What you need to do: In the data that follows, count every line holding the string "title" and give the count alone.

*** Input records Section Begins ***

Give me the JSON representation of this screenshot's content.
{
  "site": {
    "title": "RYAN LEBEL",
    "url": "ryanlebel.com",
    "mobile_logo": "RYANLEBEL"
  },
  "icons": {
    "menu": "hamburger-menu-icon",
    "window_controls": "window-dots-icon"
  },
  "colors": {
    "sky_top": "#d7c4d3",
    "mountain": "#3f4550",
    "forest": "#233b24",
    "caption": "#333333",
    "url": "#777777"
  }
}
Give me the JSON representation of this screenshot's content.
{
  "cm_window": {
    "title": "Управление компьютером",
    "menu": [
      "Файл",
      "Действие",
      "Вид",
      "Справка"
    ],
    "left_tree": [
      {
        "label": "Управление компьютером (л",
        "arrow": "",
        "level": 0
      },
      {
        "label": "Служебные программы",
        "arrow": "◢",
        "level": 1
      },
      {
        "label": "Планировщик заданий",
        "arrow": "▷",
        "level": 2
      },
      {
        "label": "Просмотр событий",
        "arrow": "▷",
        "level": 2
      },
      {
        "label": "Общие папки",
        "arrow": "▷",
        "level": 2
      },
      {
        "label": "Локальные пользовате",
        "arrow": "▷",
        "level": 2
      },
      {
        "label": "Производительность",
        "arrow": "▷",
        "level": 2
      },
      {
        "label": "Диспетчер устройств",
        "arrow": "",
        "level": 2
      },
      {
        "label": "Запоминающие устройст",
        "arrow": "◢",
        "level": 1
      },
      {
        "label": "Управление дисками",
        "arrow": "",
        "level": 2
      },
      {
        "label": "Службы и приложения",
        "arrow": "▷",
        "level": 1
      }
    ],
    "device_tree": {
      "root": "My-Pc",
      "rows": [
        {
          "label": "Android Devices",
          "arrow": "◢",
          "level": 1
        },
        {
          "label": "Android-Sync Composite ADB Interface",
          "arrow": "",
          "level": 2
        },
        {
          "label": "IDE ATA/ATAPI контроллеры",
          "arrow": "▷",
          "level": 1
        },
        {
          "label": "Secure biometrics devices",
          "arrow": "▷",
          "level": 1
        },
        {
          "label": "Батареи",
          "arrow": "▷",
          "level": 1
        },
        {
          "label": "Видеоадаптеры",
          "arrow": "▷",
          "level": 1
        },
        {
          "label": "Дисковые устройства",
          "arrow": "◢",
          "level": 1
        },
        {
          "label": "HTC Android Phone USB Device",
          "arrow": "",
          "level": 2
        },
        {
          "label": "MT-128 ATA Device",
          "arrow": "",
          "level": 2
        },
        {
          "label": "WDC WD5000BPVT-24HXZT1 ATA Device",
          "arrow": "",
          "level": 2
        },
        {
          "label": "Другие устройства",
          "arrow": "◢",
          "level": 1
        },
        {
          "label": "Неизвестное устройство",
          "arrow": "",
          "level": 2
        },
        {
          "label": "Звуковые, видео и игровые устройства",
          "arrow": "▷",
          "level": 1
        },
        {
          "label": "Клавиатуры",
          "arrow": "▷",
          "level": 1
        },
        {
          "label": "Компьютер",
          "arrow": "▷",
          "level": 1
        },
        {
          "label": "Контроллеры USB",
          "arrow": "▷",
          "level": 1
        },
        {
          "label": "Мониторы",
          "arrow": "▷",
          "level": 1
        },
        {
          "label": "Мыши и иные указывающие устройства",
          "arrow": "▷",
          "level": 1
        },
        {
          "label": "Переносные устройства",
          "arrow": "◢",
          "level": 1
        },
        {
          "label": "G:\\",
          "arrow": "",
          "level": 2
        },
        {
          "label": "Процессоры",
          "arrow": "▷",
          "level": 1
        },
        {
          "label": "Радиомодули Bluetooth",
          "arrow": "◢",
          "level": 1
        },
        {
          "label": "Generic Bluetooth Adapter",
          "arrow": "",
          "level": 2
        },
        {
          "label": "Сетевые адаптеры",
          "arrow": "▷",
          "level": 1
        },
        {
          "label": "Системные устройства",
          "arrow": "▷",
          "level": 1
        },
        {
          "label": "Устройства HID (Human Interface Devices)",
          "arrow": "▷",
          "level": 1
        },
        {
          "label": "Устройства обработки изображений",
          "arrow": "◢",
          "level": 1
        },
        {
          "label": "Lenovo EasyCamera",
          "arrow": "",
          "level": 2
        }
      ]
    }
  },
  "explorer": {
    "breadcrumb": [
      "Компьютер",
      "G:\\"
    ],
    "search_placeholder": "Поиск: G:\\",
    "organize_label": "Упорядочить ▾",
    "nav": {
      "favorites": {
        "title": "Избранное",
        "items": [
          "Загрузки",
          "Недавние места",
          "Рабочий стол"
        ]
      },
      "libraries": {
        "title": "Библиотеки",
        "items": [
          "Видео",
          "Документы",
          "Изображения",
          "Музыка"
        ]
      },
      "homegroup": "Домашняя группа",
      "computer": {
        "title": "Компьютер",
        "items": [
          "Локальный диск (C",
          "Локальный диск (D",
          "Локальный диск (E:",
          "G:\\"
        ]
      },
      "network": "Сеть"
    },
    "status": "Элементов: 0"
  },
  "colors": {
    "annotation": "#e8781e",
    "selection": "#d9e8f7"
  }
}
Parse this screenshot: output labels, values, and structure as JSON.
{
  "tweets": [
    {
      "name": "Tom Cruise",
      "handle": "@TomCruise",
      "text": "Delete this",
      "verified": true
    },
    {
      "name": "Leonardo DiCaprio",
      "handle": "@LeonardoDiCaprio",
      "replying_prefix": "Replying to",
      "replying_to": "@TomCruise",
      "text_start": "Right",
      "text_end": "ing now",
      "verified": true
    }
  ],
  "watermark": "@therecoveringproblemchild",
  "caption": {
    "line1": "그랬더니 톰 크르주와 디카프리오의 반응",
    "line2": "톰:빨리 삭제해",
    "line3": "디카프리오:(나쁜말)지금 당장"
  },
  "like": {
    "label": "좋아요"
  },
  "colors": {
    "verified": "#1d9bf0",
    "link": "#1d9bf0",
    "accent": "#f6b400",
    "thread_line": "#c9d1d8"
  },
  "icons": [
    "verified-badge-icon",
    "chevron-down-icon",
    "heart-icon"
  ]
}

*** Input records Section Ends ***
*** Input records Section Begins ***

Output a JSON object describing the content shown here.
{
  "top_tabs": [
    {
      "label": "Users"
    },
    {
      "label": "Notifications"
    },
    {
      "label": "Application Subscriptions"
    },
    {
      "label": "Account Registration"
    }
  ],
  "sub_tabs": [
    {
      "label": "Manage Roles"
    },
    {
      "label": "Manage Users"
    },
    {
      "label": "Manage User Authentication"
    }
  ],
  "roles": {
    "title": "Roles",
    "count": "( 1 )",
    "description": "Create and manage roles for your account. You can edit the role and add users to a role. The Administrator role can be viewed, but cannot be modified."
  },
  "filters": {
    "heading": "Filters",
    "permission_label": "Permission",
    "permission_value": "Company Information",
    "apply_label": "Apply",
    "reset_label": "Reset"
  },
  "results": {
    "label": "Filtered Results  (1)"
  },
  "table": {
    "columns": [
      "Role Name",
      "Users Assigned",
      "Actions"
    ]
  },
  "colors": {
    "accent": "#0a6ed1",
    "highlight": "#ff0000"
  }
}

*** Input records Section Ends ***

Solution: 6